§ Dataset:
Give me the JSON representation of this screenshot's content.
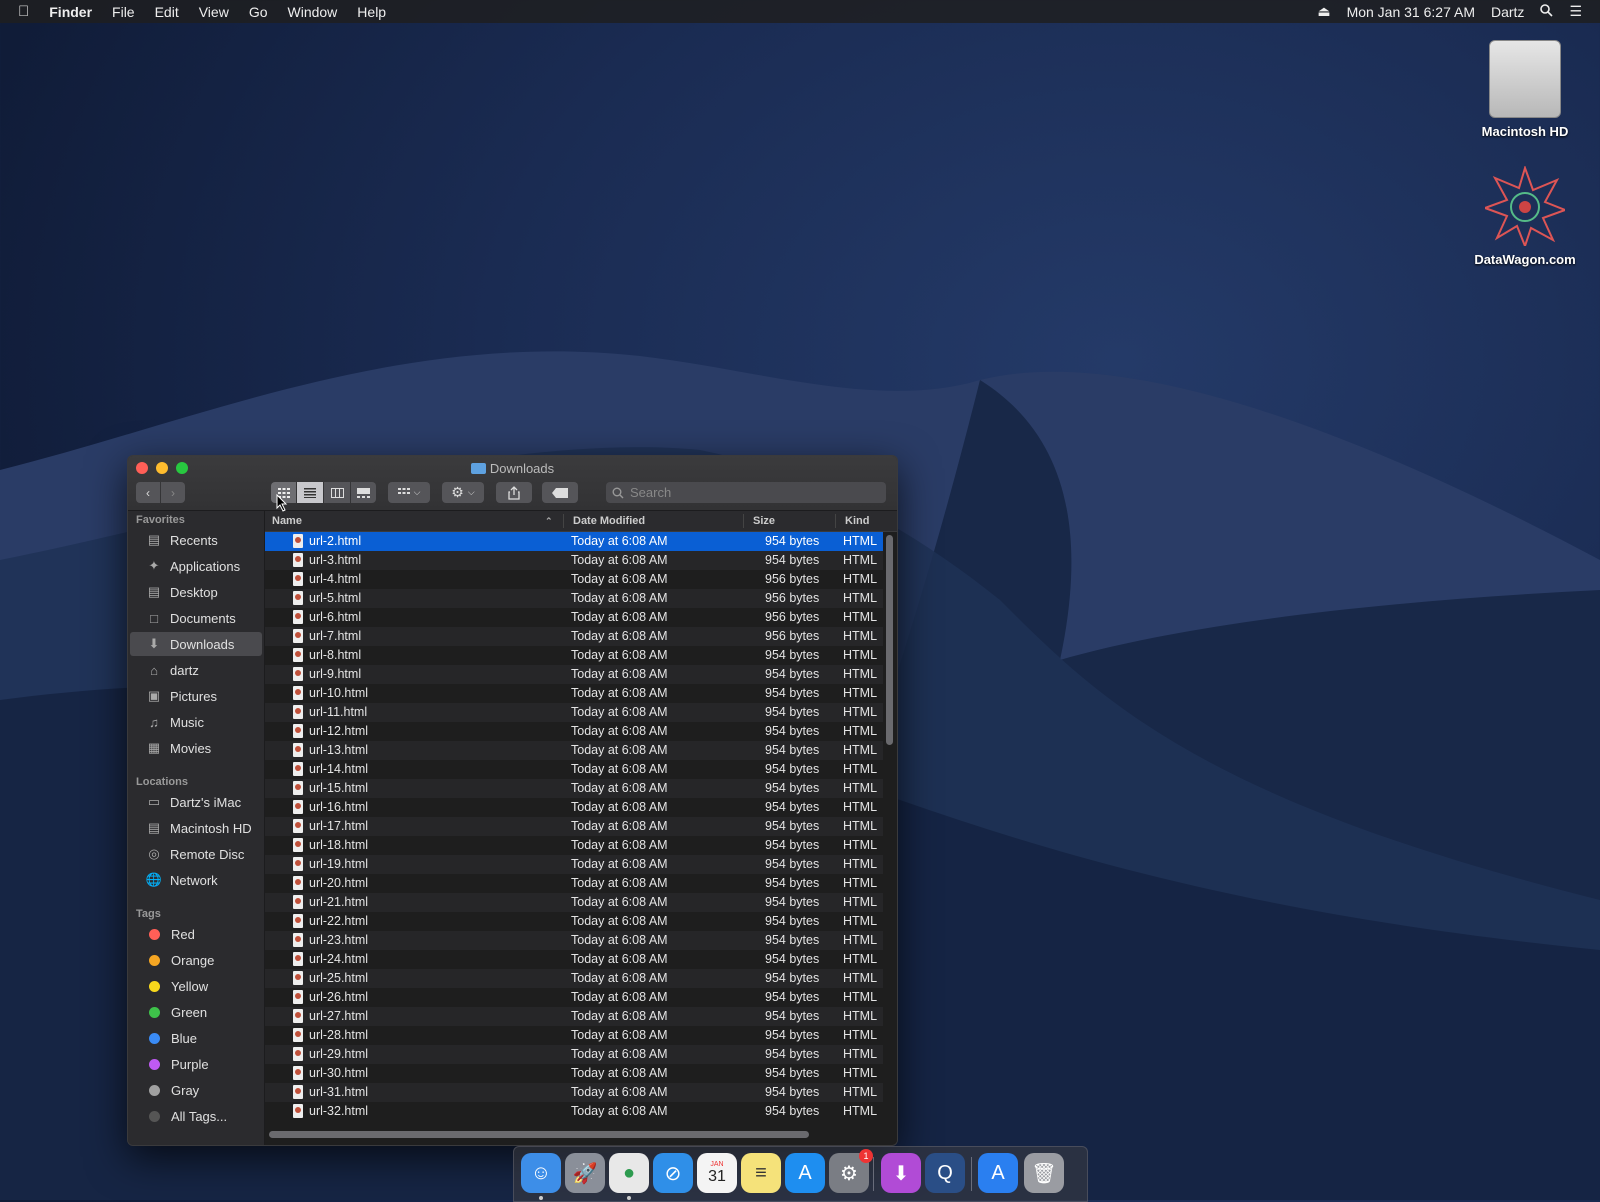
{
  "menubar": {
    "apple": "",
    "app": "Finder",
    "items": [
      "File",
      "Edit",
      "View",
      "Go",
      "Window",
      "Help"
    ],
    "clock": "Mon Jan 31  6:27 AM",
    "user": "Dartz"
  },
  "desktop": {
    "icons": [
      {
        "label": "Macintosh HD",
        "icon": "hard-drive-icon"
      },
      {
        "label": "DataWagon.com",
        "icon": "datawagon-icon"
      }
    ]
  },
  "window": {
    "title": "Downloads",
    "search_placeholder": "Search",
    "sidebar": {
      "favorites_heading": "Favorites",
      "favorites": [
        "Recents",
        "Applications",
        "Desktop",
        "Documents",
        "Downloads",
        "dartz",
        "Pictures",
        "Music",
        "Movies"
      ],
      "locations_heading": "Locations",
      "locations": [
        "Dartz's iMac",
        "Macintosh HD",
        "Remote Disc",
        "Network"
      ],
      "tags_heading": "Tags",
      "tags": [
        {
          "label": "Red",
          "color": "#ff5f57"
        },
        {
          "label": "Orange",
          "color": "#f5a623"
        },
        {
          "label": "Yellow",
          "color": "#f8d81c"
        },
        {
          "label": "Green",
          "color": "#3ec24a"
        },
        {
          "label": "Blue",
          "color": "#3a8bf5"
        },
        {
          "label": "Purple",
          "color": "#bf5af2"
        },
        {
          "label": "Gray",
          "color": "#a0a0a0"
        },
        {
          "label": "All Tags...",
          "color": "#555555"
        }
      ]
    },
    "columns": {
      "name": "Name",
      "date": "Date Modified",
      "size": "Size",
      "kind": "Kind"
    },
    "files": [
      {
        "name": "url-2.html",
        "date": "Today at 6:08 AM",
        "size": "954 bytes",
        "kind": "HTML"
      },
      {
        "name": "url-3.html",
        "date": "Today at 6:08 AM",
        "size": "954 bytes",
        "kind": "HTML"
      },
      {
        "name": "url-4.html",
        "date": "Today at 6:08 AM",
        "size": "956 bytes",
        "kind": "HTML"
      },
      {
        "name": "url-5.html",
        "date": "Today at 6:08 AM",
        "size": "956 bytes",
        "kind": "HTML"
      },
      {
        "name": "url-6.html",
        "date": "Today at 6:08 AM",
        "size": "956 bytes",
        "kind": "HTML"
      },
      {
        "name": "url-7.html",
        "date": "Today at 6:08 AM",
        "size": "956 bytes",
        "kind": "HTML"
      },
      {
        "name": "url-8.html",
        "date": "Today at 6:08 AM",
        "size": "954 bytes",
        "kind": "HTML"
      },
      {
        "name": "url-9.html",
        "date": "Today at 6:08 AM",
        "size": "954 bytes",
        "kind": "HTML"
      },
      {
        "name": "url-10.html",
        "date": "Today at 6:08 AM",
        "size": "954 bytes",
        "kind": "HTML"
      },
      {
        "name": "url-11.html",
        "date": "Today at 6:08 AM",
        "size": "954 bytes",
        "kind": "HTML"
      },
      {
        "name": "url-12.html",
        "date": "Today at 6:08 AM",
        "size": "954 bytes",
        "kind": "HTML"
      },
      {
        "name": "url-13.html",
        "date": "Today at 6:08 AM",
        "size": "954 bytes",
        "kind": "HTML"
      },
      {
        "name": "url-14.html",
        "date": "Today at 6:08 AM",
        "size": "954 bytes",
        "kind": "HTML"
      },
      {
        "name": "url-15.html",
        "date": "Today at 6:08 AM",
        "size": "954 bytes",
        "kind": "HTML"
      },
      {
        "name": "url-16.html",
        "date": "Today at 6:08 AM",
        "size": "954 bytes",
        "kind": "HTML"
      },
      {
        "name": "url-17.html",
        "date": "Today at 6:08 AM",
        "size": "954 bytes",
        "kind": "HTML"
      },
      {
        "name": "url-18.html",
        "date": "Today at 6:08 AM",
        "size": "954 bytes",
        "kind": "HTML"
      },
      {
        "name": "url-19.html",
        "date": "Today at 6:08 AM",
        "size": "954 bytes",
        "kind": "HTML"
      },
      {
        "name": "url-20.html",
        "date": "Today at 6:08 AM",
        "size": "954 bytes",
        "kind": "HTML"
      },
      {
        "name": "url-21.html",
        "date": "Today at 6:08 AM",
        "size": "954 bytes",
        "kind": "HTML"
      },
      {
        "name": "url-22.html",
        "date": "Today at 6:08 AM",
        "size": "954 bytes",
        "kind": "HTML"
      },
      {
        "name": "url-23.html",
        "date": "Today at 6:08 AM",
        "size": "954 bytes",
        "kind": "HTML"
      },
      {
        "name": "url-24.html",
        "date": "Today at 6:08 AM",
        "size": "954 bytes",
        "kind": "HTML"
      },
      {
        "name": "url-25.html",
        "date": "Today at 6:08 AM",
        "size": "954 bytes",
        "kind": "HTML"
      },
      {
        "name": "url-26.html",
        "date": "Today at 6:08 AM",
        "size": "954 bytes",
        "kind": "HTML"
      },
      {
        "name": "url-27.html",
        "date": "Today at 6:08 AM",
        "size": "954 bytes",
        "kind": "HTML"
      },
      {
        "name": "url-28.html",
        "date": "Today at 6:08 AM",
        "size": "954 bytes",
        "kind": "HTML"
      },
      {
        "name": "url-29.html",
        "date": "Today at 6:08 AM",
        "size": "954 bytes",
        "kind": "HTML"
      },
      {
        "name": "url-30.html",
        "date": "Today at 6:08 AM",
        "size": "954 bytes",
        "kind": "HTML"
      },
      {
        "name": "url-31.html",
        "date": "Today at 6:08 AM",
        "size": "954 bytes",
        "kind": "HTML"
      },
      {
        "name": "url-32.html",
        "date": "Today at 6:08 AM",
        "size": "954 bytes",
        "kind": "HTML"
      }
    ],
    "selected_index": 0
  },
  "dock": {
    "apps": [
      {
        "icon": "finder-icon",
        "color": "#3d8ee8",
        "running": true
      },
      {
        "icon": "launchpad-icon",
        "color": "#8a8f99",
        "running": false
      },
      {
        "icon": "chrome-icon",
        "color": "#e8e8e8",
        "running": true
      },
      {
        "icon": "safari-icon",
        "color": "#2f8fe8",
        "running": false
      },
      {
        "icon": "calendar-icon",
        "color": "#f4f4f4",
        "running": false
      },
      {
        "icon": "notes-icon",
        "color": "#f5e27a",
        "running": false
      },
      {
        "icon": "app-store-icon",
        "color": "#1e8ef0",
        "running": false
      },
      {
        "icon": "system-preferences-icon",
        "color": "#7a7d84",
        "running": false
      },
      {
        "icon": "installer-icon",
        "color": "#b14bd6",
        "running": false
      },
      {
        "icon": "quicktime-icon",
        "color": "#2a4e86",
        "running": false
      },
      {
        "icon": "app-store-folder-icon",
        "color": "#2a7ff0",
        "running": false
      },
      {
        "icon": "trash-icon",
        "color": "#9a9ca2",
        "running": false
      }
    ],
    "calendar_day": "31",
    "calendar_month": "JAN",
    "notification_badge": "1"
  }
}
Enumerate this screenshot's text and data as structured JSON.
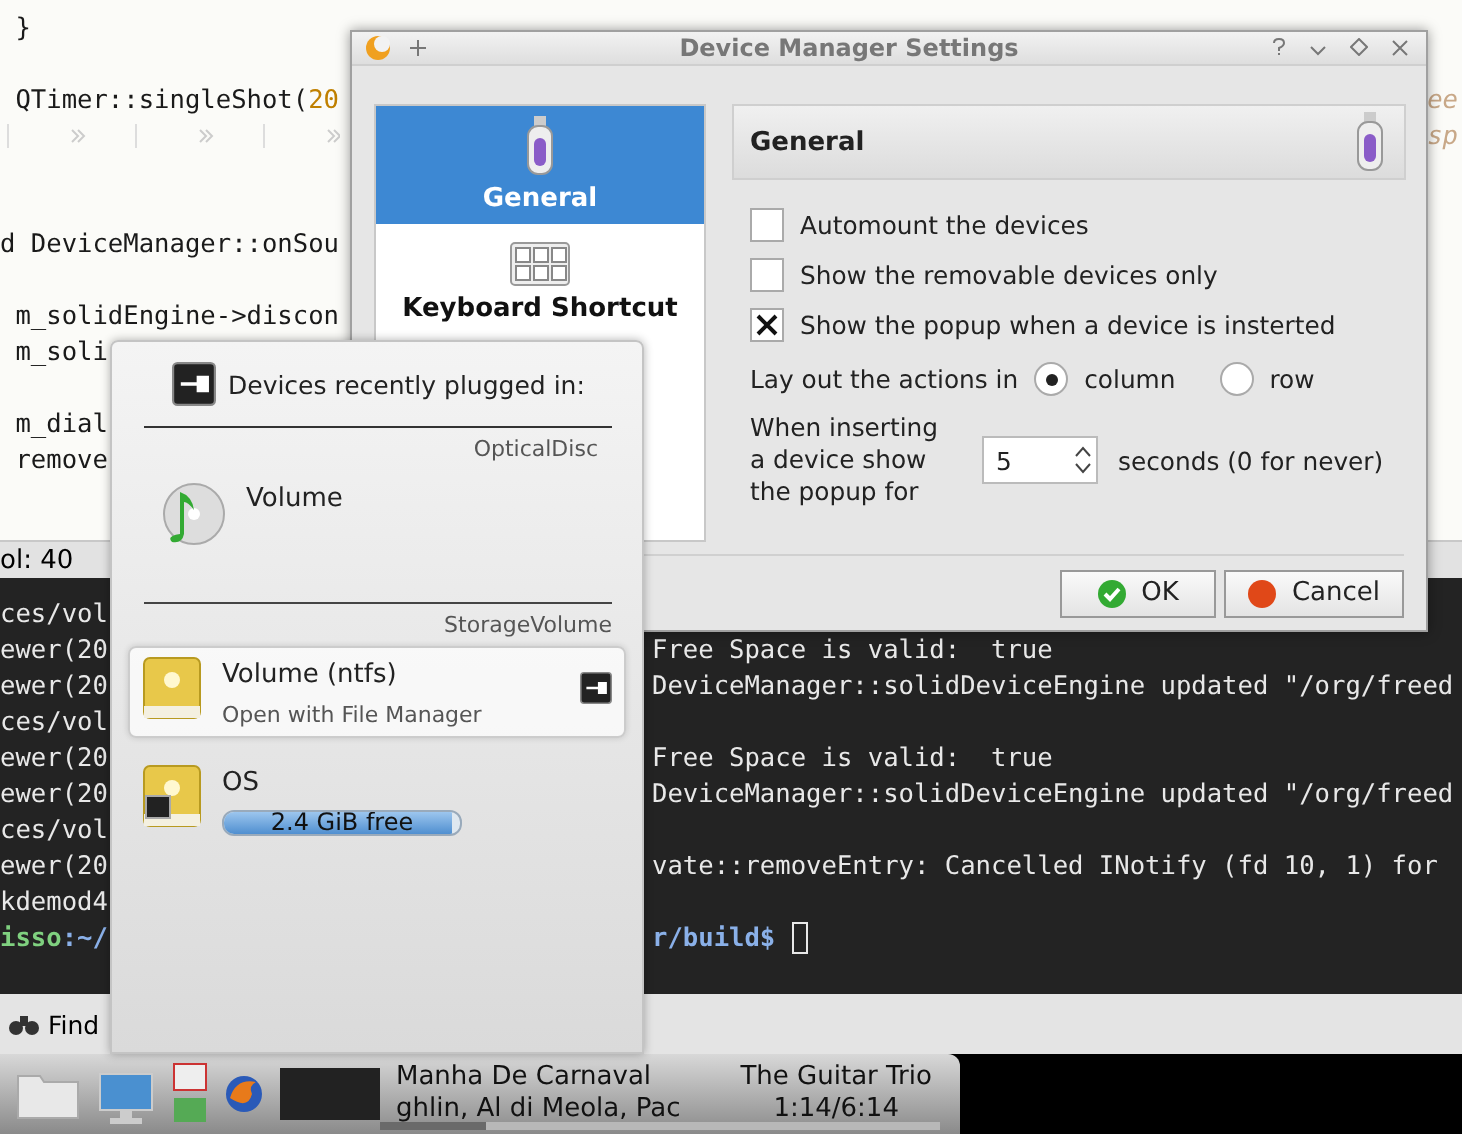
{
  "editor": {
    "lines": [
      {
        "kind": "code",
        "text": " }"
      },
      {
        "kind": "blank"
      },
      {
        "kind": "code",
        "text": " QTimer::singleShot(",
        "number": "20",
        "tail": "ee"
      },
      {
        "kind": "tabs",
        "tail": "sp"
      },
      {
        "kind": "blank"
      },
      {
        "kind": "blank"
      },
      {
        "kind": "code",
        "text": "d DeviceManager::onSou"
      },
      {
        "kind": "blank"
      },
      {
        "kind": "code",
        "text": " m_solidEngine->discon"
      },
      {
        "kind": "code",
        "text": " m_soli"
      },
      {
        "kind": "blank"
      },
      {
        "kind": "code",
        "text": " m_dial"
      },
      {
        "kind": "code",
        "text": " remove"
      }
    ],
    "status": "ol: 40"
  },
  "terminal": {
    "rows": [
      {
        "kind": "output",
        "left": "ces/vol"
      },
      {
        "kind": "output",
        "left": "ewer(20",
        "right": "Free Space is valid:  true"
      },
      {
        "kind": "output",
        "left": "ewer(20",
        "right": "DeviceManager::solidDeviceEngine updated \"/org/freed"
      },
      {
        "kind": "output",
        "left": "ces/vol"
      },
      {
        "kind": "output",
        "left": "ewer(20",
        "right": "Free Space is valid:  true"
      },
      {
        "kind": "output",
        "left": "ewer(20",
        "right": "DeviceManager::solidDeviceEngine updated \"/org/freed"
      },
      {
        "kind": "output",
        "left": "ces/vol"
      },
      {
        "kind": "output",
        "left": "ewer(20",
        "right": "vate::removeEntry: Cancelled INotify (fd 10, 1) for"
      },
      {
        "kind": "output",
        "left": "kdemod4"
      },
      {
        "kind": "prompt",
        "user": "isso",
        "left": ":~/",
        "right": "r/build$"
      }
    ]
  },
  "find_bar": {
    "label": "Find"
  },
  "dialog": {
    "title": "Device Manager Settings",
    "sidebar": [
      {
        "label": "General",
        "kind": "usb",
        "selected": true
      },
      {
        "label": "Keyboard Shortcut",
        "kind": "keyboard",
        "selected": false
      }
    ],
    "header": "General",
    "options": [
      {
        "label": "Automount the devices",
        "checked": false
      },
      {
        "label": "Show the removable devices only",
        "checked": false
      },
      {
        "label": "Show the popup when a device is insterted",
        "checked": true
      }
    ],
    "layout": {
      "label": "Lay out the actions in",
      "choices": [
        {
          "label": "column",
          "selected": true
        },
        {
          "label": "row",
          "selected": false
        }
      ]
    },
    "popup_time": {
      "label": "When inserting a device show the popup for",
      "value": "5",
      "suffix": "seconds (0 for never)"
    },
    "buttons": [
      {
        "label": "OK",
        "kind": "ok"
      },
      {
        "label": "Cancel",
        "kind": "cancel"
      }
    ]
  },
  "popup": {
    "title": "Devices recently plugged in:",
    "sections": [
      {
        "category": "OpticalDisc",
        "devices": [
          {
            "kind": "disc",
            "name": "Volume",
            "highlighted": false
          }
        ]
      },
      {
        "category": "StorageVolume",
        "devices": [
          {
            "kind": "drive",
            "name": "Volume (ntfs)",
            "action": "Open with File Manager",
            "highlighted": true,
            "mounted": false
          },
          {
            "kind": "drive",
            "name": "OS",
            "free": "2.4 GiB  free",
            "level": 0.97,
            "highlighted": false,
            "mounted": true
          }
        ]
      }
    ]
  },
  "taskbar": {
    "track": "Manha De Carnaval",
    "artist": "ghlin, Al di Meola, Pac",
    "album": "The Guitar Trio",
    "time": "1:14/6:14",
    "level": 0.19
  }
}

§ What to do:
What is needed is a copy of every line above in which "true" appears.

§ Written solution:
        "running": true
        "running": true
        "right": "Free Space is valid:  true"
        "right": "Free Space is valid:  true"
        "selected": true
        "checked": true
          "selected": true
            "highlighted": true,
            "mounted": true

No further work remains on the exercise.